Brief:
For each line below, check for "Bridge"; give only the total of lines where it occurs.

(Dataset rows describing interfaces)
□ □ □ □ □
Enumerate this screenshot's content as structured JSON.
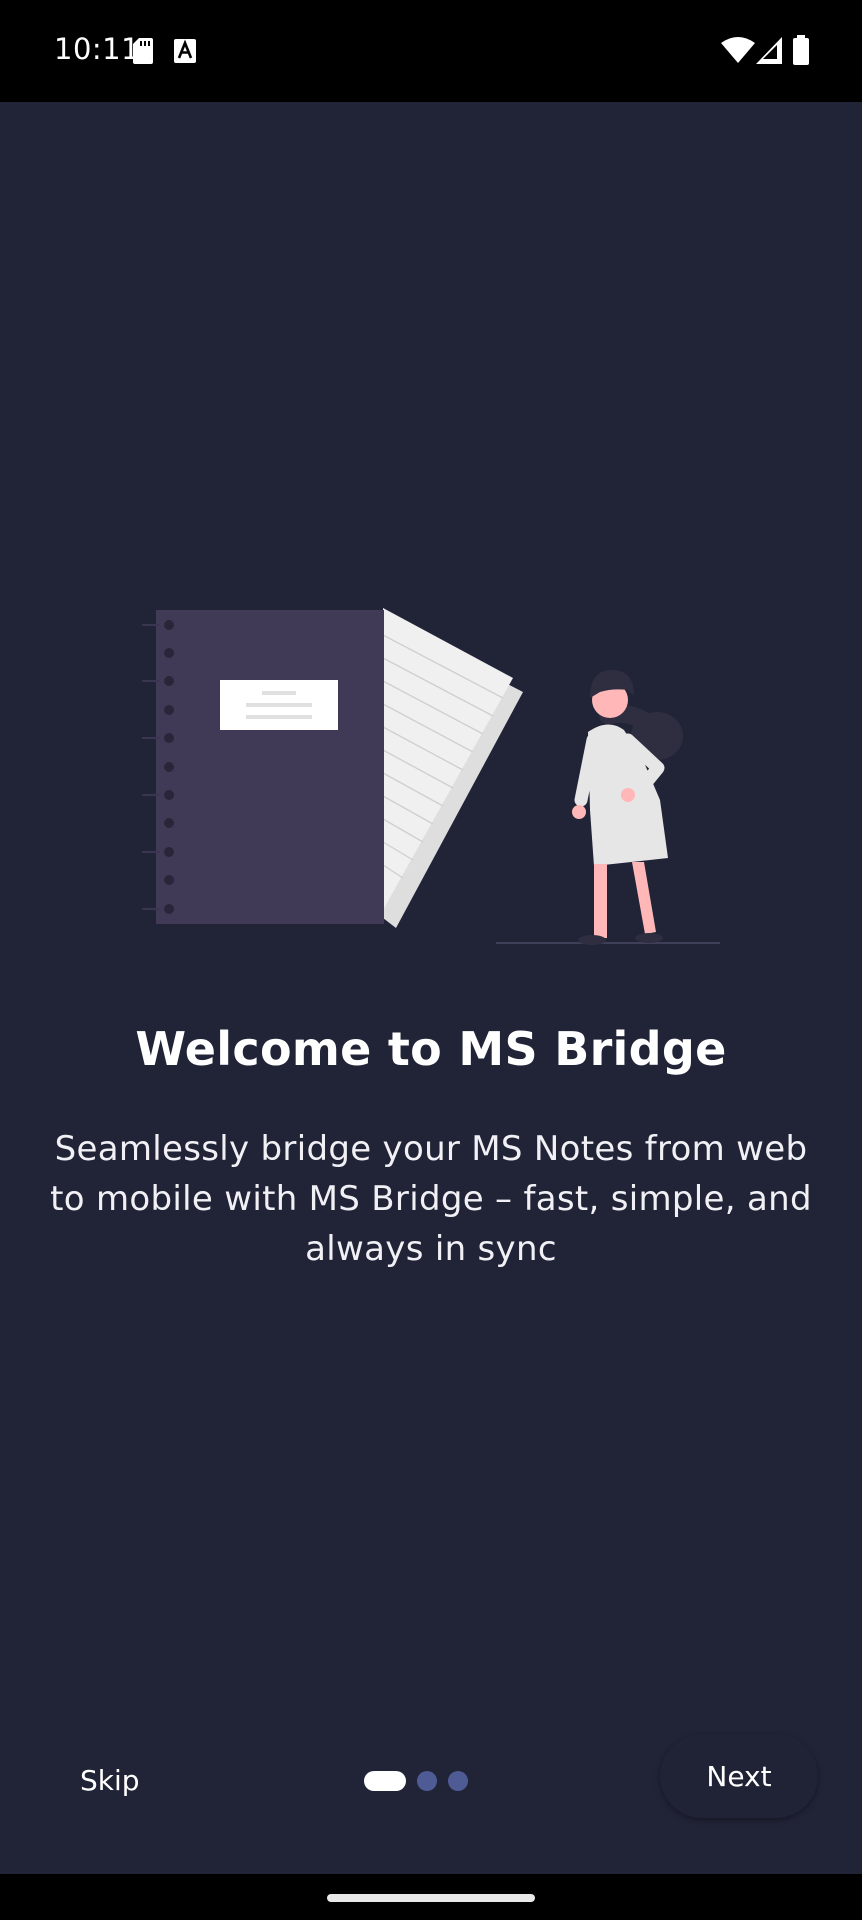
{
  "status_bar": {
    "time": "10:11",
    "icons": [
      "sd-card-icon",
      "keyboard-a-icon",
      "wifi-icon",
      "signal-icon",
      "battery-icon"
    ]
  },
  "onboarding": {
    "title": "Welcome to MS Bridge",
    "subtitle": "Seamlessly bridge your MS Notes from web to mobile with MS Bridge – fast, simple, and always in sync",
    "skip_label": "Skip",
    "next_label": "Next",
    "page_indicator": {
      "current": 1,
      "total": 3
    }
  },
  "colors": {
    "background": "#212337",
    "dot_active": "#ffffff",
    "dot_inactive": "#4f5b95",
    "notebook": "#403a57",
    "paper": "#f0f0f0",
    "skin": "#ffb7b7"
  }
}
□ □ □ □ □
Task answer:
2